When someone stays with you just to be around, you feel alone. You feel like a burden, and it’s not going to help you get any better.

But when someone is there because they want to be and because they are able to put your needs above their own for a period of time, you have a significant other who is giving a genuine and selfless love — and, in turn, you can be there in their time of need.

This, to me, is one of the most beautiful things a person can offer, and it’s something that can’t be faked. Sickness still isn’t easy, but life is a heck of a lot more wonderful when you have someone who will support you when you need a shoulder to lean on. On the other hand, it’s an amazing feeling loving someone enough to want to be able to take away their pain, no matter what that may be. I’ve felt very strongly about a few people that way in my life, and it’s a very genuine and incredible feeling that I can only attribute to the selfless love I am hoping you all get from a partner.

Today’s lesson: There are amazing people in this world who will love you through your trials, whatever they may be. Don’t settle for someone who will just stay.
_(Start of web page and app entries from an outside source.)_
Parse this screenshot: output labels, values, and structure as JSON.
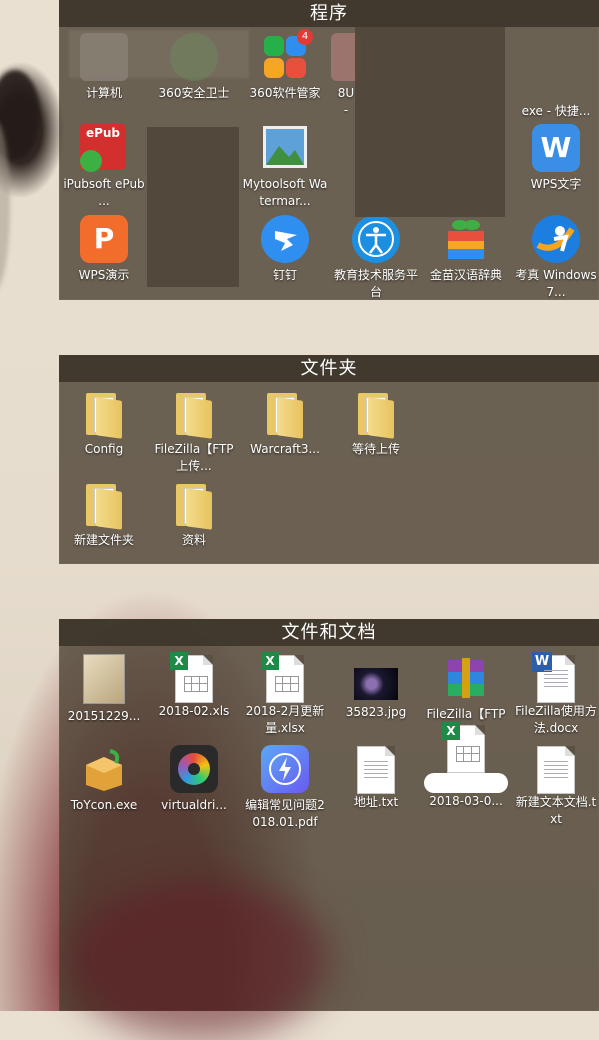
{
  "sections": {
    "programs": {
      "title": "程序",
      "items": [
        {
          "label": "计算机",
          "icon": "computer-icon"
        },
        {
          "label": "360安全卫士",
          "icon": "360-security-icon"
        },
        {
          "label": "360软件管家",
          "icon": "360-software-manager-icon",
          "badge": "4"
        },
        {
          "label": "8U\n-",
          "icon": "app-icon"
        },
        {
          "label": "exe - 快捷...",
          "icon": "shortcut-icon"
        },
        {
          "label": "iPubsoft ePub ...",
          "icon": "epub-icon",
          "icon_text": "ePub"
        },
        {
          "label": "Mytoolsoft Watermar...",
          "icon": "landscape-icon"
        },
        {
          "label": "WPS文字",
          "icon": "wps-writer-icon",
          "icon_text": "W"
        },
        {
          "label": "WPS演示",
          "icon": "wps-presentation-icon",
          "icon_text": "P"
        },
        {
          "label": "钉钉",
          "icon": "dingtalk-icon"
        },
        {
          "label": "教育技术服务平台",
          "icon": "education-platform-icon"
        },
        {
          "label": "金苗汉语辞典",
          "icon": "dictionary-icon"
        },
        {
          "label": "考真 Windows7...",
          "icon": "kaozhen-icon"
        }
      ]
    },
    "folders": {
      "title": "文件夹",
      "items": [
        {
          "label": "Config",
          "icon": "folder-icon"
        },
        {
          "label": "FileZilla【FTP上传...",
          "icon": "folder-icon"
        },
        {
          "label": "Warcraft3...",
          "icon": "folder-icon"
        },
        {
          "label": "等待上传",
          "icon": "folder-icon"
        },
        {
          "label": "新建文件夹",
          "icon": "folder-icon"
        },
        {
          "label": "资料",
          "icon": "folder-icon"
        }
      ]
    },
    "files": {
      "title": "文件和文档",
      "items": [
        {
          "label": "20151229...",
          "icon": "image-file-icon"
        },
        {
          "label": "2018-02.xls",
          "icon": "excel-file-icon"
        },
        {
          "label": "2018-2月更新量.xlsx",
          "icon": "excel-file-icon"
        },
        {
          "label": "35823.jpg",
          "icon": "jpg-file-icon"
        },
        {
          "label": "FileZilla【FTP上传...",
          "icon": "rar-file-icon"
        },
        {
          "label": "FileZilla使用方法.docx",
          "icon": "word-file-icon"
        },
        {
          "label": "ToYcon.exe",
          "icon": "toycon-exe-icon"
        },
        {
          "label": "virtualdri...",
          "icon": "virtualdrive-icon"
        },
        {
          "label": "编辑常见问题2018.01.pdf",
          "icon": "pdf-file-icon"
        },
        {
          "label": "地址.txt",
          "icon": "text-file-icon"
        },
        {
          "label": "2018-03-0...",
          "icon": "excel-file-icon"
        },
        {
          "label": "新建文本文档.txt",
          "icon": "text-file-icon"
        }
      ]
    }
  },
  "badges": {
    "xls": "X",
    "word": "W"
  },
  "colors": {
    "fence_bg": "#4a3f31",
    "title_bar": "#3a3228",
    "wps_writer": "#3a8ee6",
    "wps_presentation": "#f26d2c",
    "dingtalk": "#2f8ff0",
    "excel": "#1e8a48",
    "word": "#2b5faa"
  }
}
Wait for the person who will hold your hand and be with you every step of the way, no matter where life takes you both.